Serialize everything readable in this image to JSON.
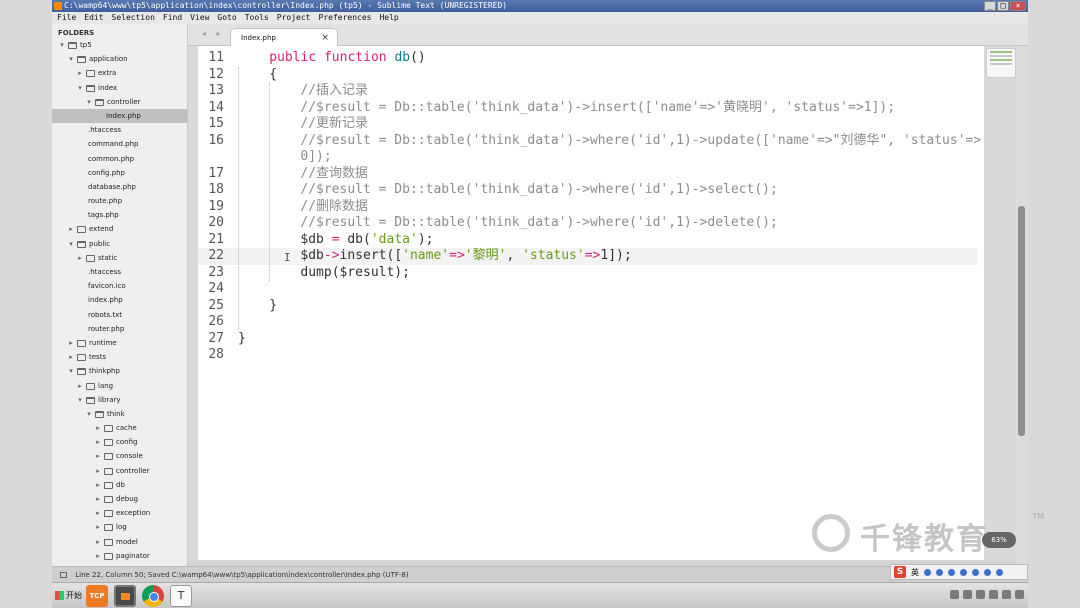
{
  "window": {
    "title": "C:\\wamp64\\www\\tp5\\application\\index\\controller\\Index.php (tp5) - Sublime Text (UNREGISTERED)",
    "buttons": [
      "_",
      "□",
      "×"
    ]
  },
  "menu": [
    "File",
    "Edit",
    "Selection",
    "Find",
    "View",
    "Goto",
    "Tools",
    "Project",
    "Preferences",
    "Help"
  ],
  "sidebar": {
    "title": "FOLDERS",
    "tree": [
      {
        "label": "tp5",
        "depth": 0,
        "type": "folder",
        "open": true
      },
      {
        "label": "application",
        "depth": 1,
        "type": "folder",
        "open": true
      },
      {
        "label": "extra",
        "depth": 2,
        "type": "folder",
        "open": false
      },
      {
        "label": "index",
        "depth": 2,
        "type": "folder",
        "open": true
      },
      {
        "label": "controller",
        "depth": 3,
        "type": "folder",
        "open": true
      },
      {
        "label": "Index.php",
        "depth": 4,
        "type": "file",
        "selected": true
      },
      {
        "label": ".htaccess",
        "depth": 2,
        "type": "file"
      },
      {
        "label": "command.php",
        "depth": 2,
        "type": "file"
      },
      {
        "label": "common.php",
        "depth": 2,
        "type": "file"
      },
      {
        "label": "config.php",
        "depth": 2,
        "type": "file"
      },
      {
        "label": "database.php",
        "depth": 2,
        "type": "file"
      },
      {
        "label": "route.php",
        "depth": 2,
        "type": "file"
      },
      {
        "label": "tags.php",
        "depth": 2,
        "type": "file"
      },
      {
        "label": "extend",
        "depth": 1,
        "type": "folder",
        "open": false
      },
      {
        "label": "public",
        "depth": 1,
        "type": "folder",
        "open": true
      },
      {
        "label": "static",
        "depth": 2,
        "type": "folder",
        "open": false
      },
      {
        "label": ".htaccess",
        "depth": 2,
        "type": "file"
      },
      {
        "label": "favicon.ico",
        "depth": 2,
        "type": "file"
      },
      {
        "label": "index.php",
        "depth": 2,
        "type": "file"
      },
      {
        "label": "robots.txt",
        "depth": 2,
        "type": "file"
      },
      {
        "label": "router.php",
        "depth": 2,
        "type": "file"
      },
      {
        "label": "runtime",
        "depth": 1,
        "type": "folder",
        "open": false
      },
      {
        "label": "tests",
        "depth": 1,
        "type": "folder",
        "open": false
      },
      {
        "label": "thinkphp",
        "depth": 1,
        "type": "folder",
        "open": true
      },
      {
        "label": "lang",
        "depth": 2,
        "type": "folder",
        "open": false
      },
      {
        "label": "library",
        "depth": 2,
        "type": "folder",
        "open": true
      },
      {
        "label": "think",
        "depth": 3,
        "type": "folder",
        "open": true
      },
      {
        "label": "cache",
        "depth": 4,
        "type": "folder",
        "open": false
      },
      {
        "label": "config",
        "depth": 4,
        "type": "folder",
        "open": false
      },
      {
        "label": "console",
        "depth": 4,
        "type": "folder",
        "open": false
      },
      {
        "label": "controller",
        "depth": 4,
        "type": "folder",
        "open": false
      },
      {
        "label": "db",
        "depth": 4,
        "type": "folder",
        "open": false
      },
      {
        "label": "debug",
        "depth": 4,
        "type": "folder",
        "open": false
      },
      {
        "label": "exception",
        "depth": 4,
        "type": "folder",
        "open": false
      },
      {
        "label": "log",
        "depth": 4,
        "type": "folder",
        "open": false
      },
      {
        "label": "model",
        "depth": 4,
        "type": "folder",
        "open": false
      },
      {
        "label": "paginator",
        "depth": 4,
        "type": "folder",
        "open": false
      }
    ]
  },
  "tabs": [
    {
      "label": "Index.php",
      "close": "×"
    }
  ],
  "editor": {
    "current_line": 22,
    "lines": [
      {
        "n": "11",
        "indent": 1,
        "tokens": [
          [
            "k",
            "public "
          ],
          [
            "k",
            "function "
          ],
          [
            "f",
            "db"
          ],
          [
            "p",
            "()"
          ]
        ]
      },
      {
        "n": "12",
        "indent": 1,
        "tokens": [
          [
            "p",
            "{"
          ]
        ]
      },
      {
        "n": "13",
        "indent": 2,
        "tokens": [
          [
            "c",
            "//插入记录"
          ]
        ]
      },
      {
        "n": "14",
        "indent": 2,
        "tokens": [
          [
            "c",
            "//$result = Db::table('think_data')->insert(['name'=>'黄晓明', 'status'=>1]);"
          ]
        ]
      },
      {
        "n": "15",
        "indent": 2,
        "tokens": [
          [
            "c",
            "//更新记录"
          ]
        ]
      },
      {
        "n": "16",
        "indent": 2,
        "tokens": [
          [
            "c",
            "//$result = Db::table('think_data')->where('id',1)->update(['name'=>\"刘德华\", 'status'=>"
          ]
        ]
      },
      {
        "n": "",
        "indent": 2,
        "tokens": [
          [
            "c",
            "0]);"
          ]
        ]
      },
      {
        "n": "17",
        "indent": 2,
        "tokens": [
          [
            "c",
            "//查询数据"
          ]
        ]
      },
      {
        "n": "18",
        "indent": 2,
        "tokens": [
          [
            "c",
            "//$result = Db::table('think_data')->where('id',1)->select();"
          ]
        ]
      },
      {
        "n": "19",
        "indent": 2,
        "tokens": [
          [
            "c",
            "//删除数据"
          ]
        ]
      },
      {
        "n": "20",
        "indent": 2,
        "tokens": [
          [
            "c",
            "//$result = Db::table('think_data')->where('id',1)->delete();"
          ]
        ]
      },
      {
        "n": "21",
        "indent": 2,
        "tokens": [
          [
            "p",
            "$db "
          ],
          [
            "k",
            "="
          ],
          [
            "p",
            " db("
          ],
          [
            "s",
            "'data'"
          ],
          [
            "p",
            ");"
          ]
        ]
      },
      {
        "n": "22",
        "indent": 2,
        "tokens": [
          [
            "p",
            "$db"
          ],
          [
            "k",
            "->"
          ],
          [
            "p",
            "insert(["
          ],
          [
            "s",
            "'name'"
          ],
          [
            "k",
            "=>"
          ],
          [
            "s",
            "'黎明'"
          ],
          [
            "p",
            ", "
          ],
          [
            "s",
            "'status'"
          ],
          [
            "k",
            "=>"
          ],
          [
            "p",
            "1]);"
          ]
        ]
      },
      {
        "n": "23",
        "indent": 2,
        "tokens": [
          [
            "p",
            "dump($result);"
          ]
        ]
      },
      {
        "n": "24",
        "indent": 0,
        "tokens": []
      },
      {
        "n": "25",
        "indent": 1,
        "tokens": [
          [
            "p",
            "}"
          ]
        ]
      },
      {
        "n": "26",
        "indent": 0,
        "tokens": []
      },
      {
        "n": "27",
        "indent": 0,
        "tokens": [
          [
            "p",
            "}"
          ]
        ]
      },
      {
        "n": "28",
        "indent": 0,
        "tokens": []
      }
    ],
    "cursor_glyph": "I"
  },
  "status_bar": {
    "text": "Line 22, Column 50; Saved C:\\wamp64\\www\\tp5\\application\\index\\controller\\Index.php (UTF-8)"
  },
  "ime_toolbar": {
    "logo": "S",
    "mode": "英"
  },
  "taskbar": {
    "start_label": "开始",
    "apps": [
      {
        "name": "totalcmd",
        "label": "TCP"
      },
      {
        "name": "sublime-text",
        "label": ""
      },
      {
        "name": "chrome",
        "label": ""
      },
      {
        "name": "typora",
        "label": "T"
      }
    ]
  },
  "watermark": {
    "text": "千锋教育",
    "tm": "TM",
    "badge": "63%"
  },
  "colors": {
    "keyword": "#d6237e",
    "function": "#0e7c8c",
    "comment": "#8d8d8d",
    "string": "#6a9b16"
  }
}
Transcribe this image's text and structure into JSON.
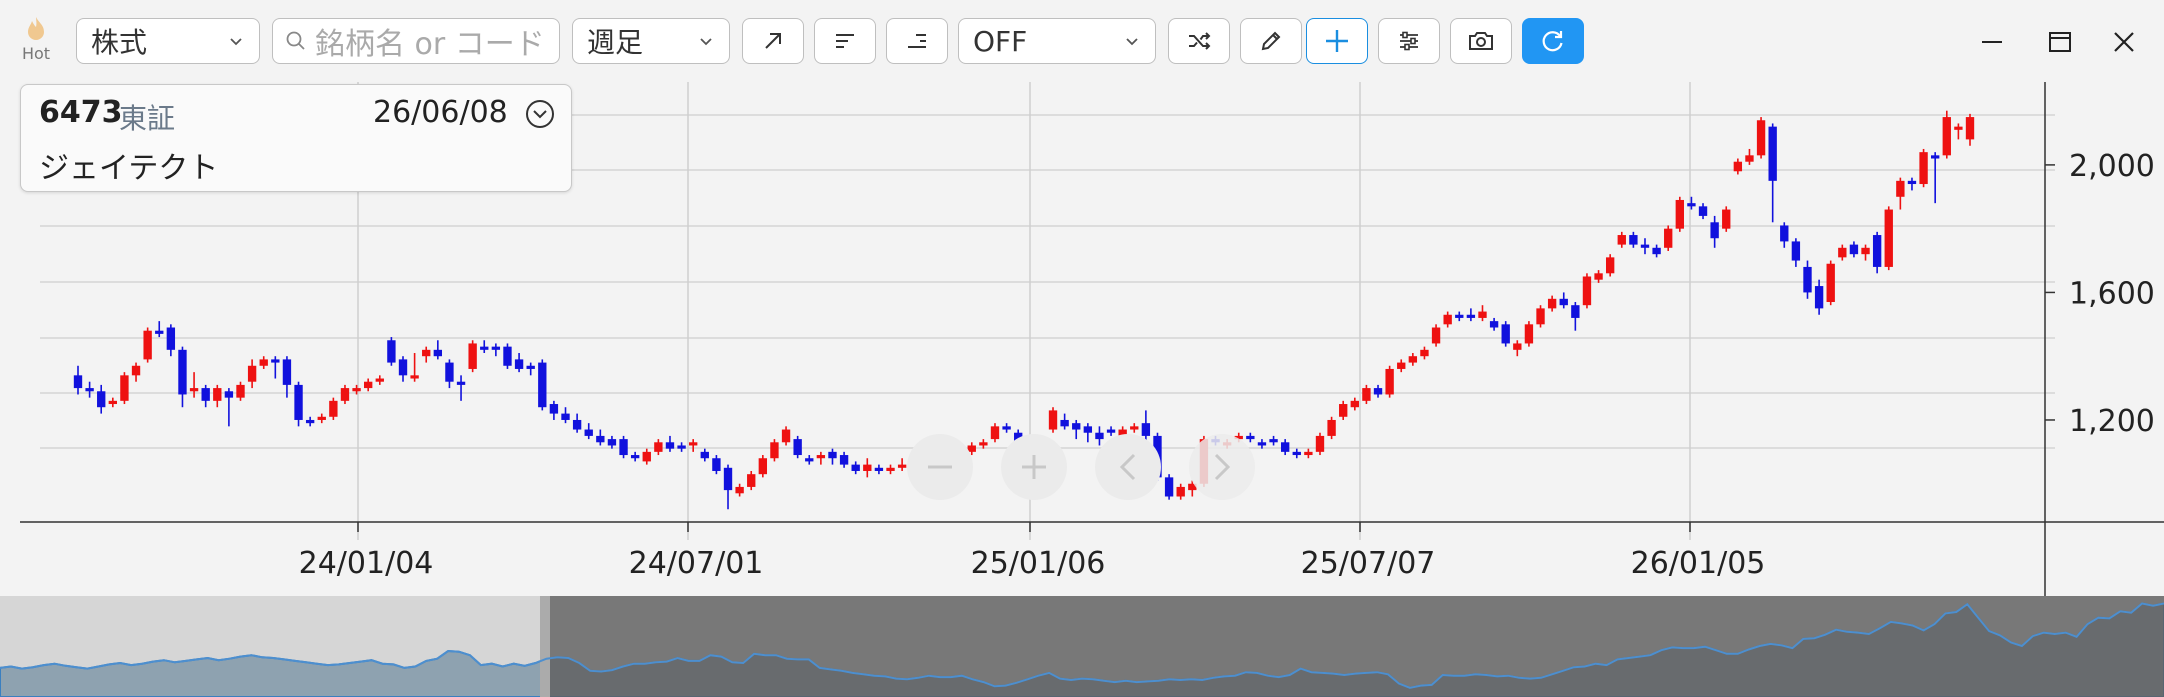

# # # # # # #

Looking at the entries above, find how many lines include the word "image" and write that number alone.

2